But the pariahs are those with foreign domestic helper (FDH) visas: Mainly Indonesians and Filipinos with a sprinkling of Indians, Sri Lankans and Thais. However long they stay in Hong Kong — making crucial contributions in the form of freeing up a family member or two to go out and earn, taking care of children and the elderly, making millions of phone calls, buying and shipping home containerloads of clothing and all kinds of gadgets and knickknacks, propping up entire rows and buildings full of shops and eateries, banking and remittance businesses as well as rapacious moneylenders/loansharks — they can never hope to become residents, let alone permanent residents.
They’re subject to verbal and physical abuse and overwork, plus machinations on the part of agencies. And they have to get out of Hong Kong within two weeks of losing a job.
They’re a permanent underclass in a place that preens itself as “Asia’s World City”. A small number have gained resident status by marrying up, often much older men. As residents, they can apply for jobs of restaurant waitresses or baristas.
(It’s a bit like India’s caste system, with its Anuloama-Prathiloama (अनुलोम – प्रतिलोम) rules, the former grudgingly acknowledging the acceptability of letting women marry up the caste ladder to improve their status. Phew!)
Recently a few FDHs in Hong Kong filed court cases asking for permanent resident status, testing the constitutionality of the institutional discrimination and thus sparking another bout of racist wrath. Politicians vied with one another in displaying patriotic fervor against what they deemed an unreasonable demand. That old scarecrow, the floodgates bogey, was raised. Someone came up with a figure of 100,000 applications should the FDHs’ cases succeed. That the immigration department has the full discretion to block their paths on other grounds was blithely ignored. It’s a constitutional case and Beijing has let it be known that it favours apartheid.

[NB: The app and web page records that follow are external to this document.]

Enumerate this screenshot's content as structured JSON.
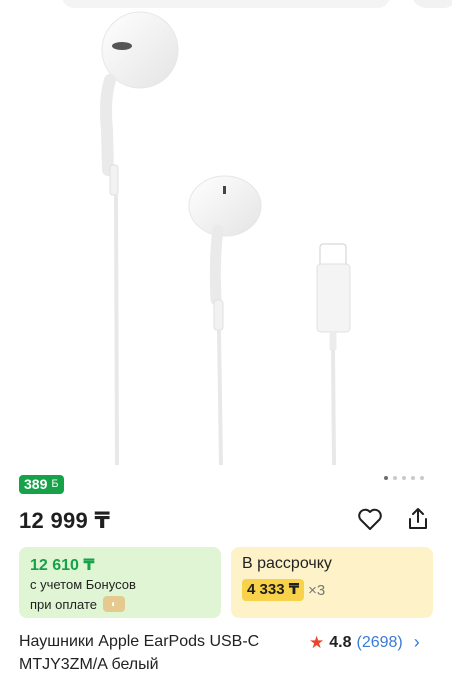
{
  "gallery": {
    "dots_total": 5,
    "active_index": 0
  },
  "product": {
    "bonus_badge": "389",
    "bonus_badge_icon": "Б",
    "price": "12 999 ₸",
    "title": "Наушники Apple EarPods USB-C MTJY3ZM/A белый",
    "rating": "4.8",
    "reviews": "(2698)"
  },
  "bonus_card": {
    "price": "12 610 ₸",
    "line1": "с учетом Бонусов",
    "line2": "при оплате"
  },
  "installment_card": {
    "title": "В рассрочку",
    "amount": "4 333 ₸",
    "times": "×3"
  },
  "colors": {
    "green": "#15a249",
    "installment_yellow": "#f7d24a",
    "star": "#e8452f",
    "link": "#3a7bd5"
  },
  "icons": {
    "favorite": "heart-icon",
    "share": "share-icon",
    "rating": "star-icon",
    "chevron": "chevron-right-icon",
    "coin": "kaspi-coin-icon"
  }
}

It’s in this context that the young person the other evening was acting. And so while I went on my way, I was not unmindful of her predicament. I could’ve been in her unenviable shoes!
* For the benefit of non-Indians, the reference here is to a song, “Why This Kolaveri Di” (Why this murderous rage, girl?) that went viral on the Internet. By “kaadhaleri” I mean romantic urge.